## WHAT THE EXERCISE ASKS
Using the string "screenshot" as the key, pull each matching line out of the records below.

Data entries:

Start of Block

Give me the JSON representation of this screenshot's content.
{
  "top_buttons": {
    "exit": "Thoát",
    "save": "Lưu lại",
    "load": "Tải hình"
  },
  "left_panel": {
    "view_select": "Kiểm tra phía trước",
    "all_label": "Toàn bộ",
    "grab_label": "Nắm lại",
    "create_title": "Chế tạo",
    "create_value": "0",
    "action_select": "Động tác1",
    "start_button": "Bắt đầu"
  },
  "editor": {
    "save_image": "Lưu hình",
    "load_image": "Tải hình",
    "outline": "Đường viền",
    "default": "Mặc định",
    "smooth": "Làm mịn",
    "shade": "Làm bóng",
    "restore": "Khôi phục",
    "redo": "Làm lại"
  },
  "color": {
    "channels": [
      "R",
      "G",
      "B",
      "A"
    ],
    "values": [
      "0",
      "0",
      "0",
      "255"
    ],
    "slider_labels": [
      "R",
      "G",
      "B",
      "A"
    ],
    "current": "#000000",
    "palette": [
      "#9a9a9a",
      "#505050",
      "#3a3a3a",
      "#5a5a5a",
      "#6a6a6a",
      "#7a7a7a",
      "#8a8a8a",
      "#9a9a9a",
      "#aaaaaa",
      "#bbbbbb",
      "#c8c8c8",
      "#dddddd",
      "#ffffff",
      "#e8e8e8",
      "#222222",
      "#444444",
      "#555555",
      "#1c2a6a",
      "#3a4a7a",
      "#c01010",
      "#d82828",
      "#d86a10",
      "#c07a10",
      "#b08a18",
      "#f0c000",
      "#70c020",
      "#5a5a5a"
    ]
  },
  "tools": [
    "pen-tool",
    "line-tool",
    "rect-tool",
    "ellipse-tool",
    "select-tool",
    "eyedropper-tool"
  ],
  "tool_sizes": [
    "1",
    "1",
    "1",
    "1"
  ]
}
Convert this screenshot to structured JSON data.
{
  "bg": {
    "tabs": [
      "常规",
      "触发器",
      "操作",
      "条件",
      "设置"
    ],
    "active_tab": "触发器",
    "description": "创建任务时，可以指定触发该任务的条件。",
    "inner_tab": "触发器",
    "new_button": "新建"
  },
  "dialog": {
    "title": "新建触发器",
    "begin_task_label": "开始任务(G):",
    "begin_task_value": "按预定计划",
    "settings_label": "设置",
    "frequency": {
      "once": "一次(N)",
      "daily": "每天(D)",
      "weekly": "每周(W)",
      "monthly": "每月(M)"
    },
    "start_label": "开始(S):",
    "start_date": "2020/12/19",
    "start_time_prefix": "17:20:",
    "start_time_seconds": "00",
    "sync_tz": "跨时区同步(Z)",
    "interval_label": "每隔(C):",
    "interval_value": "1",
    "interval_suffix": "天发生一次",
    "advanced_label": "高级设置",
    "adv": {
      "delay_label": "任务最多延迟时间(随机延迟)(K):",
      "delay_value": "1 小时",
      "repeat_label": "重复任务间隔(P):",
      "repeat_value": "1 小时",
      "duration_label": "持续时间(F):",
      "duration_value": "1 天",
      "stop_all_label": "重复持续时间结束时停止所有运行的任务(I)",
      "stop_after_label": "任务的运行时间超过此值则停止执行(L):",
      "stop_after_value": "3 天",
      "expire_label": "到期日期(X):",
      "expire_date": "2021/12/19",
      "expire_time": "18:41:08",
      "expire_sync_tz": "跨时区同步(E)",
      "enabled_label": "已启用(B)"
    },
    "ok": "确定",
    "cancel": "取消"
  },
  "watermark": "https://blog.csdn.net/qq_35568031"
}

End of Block

## ANSWER FOR THE TASK
Give me the JSON representation of this screenshot's content.
Convert this screenshot to structured JSON data.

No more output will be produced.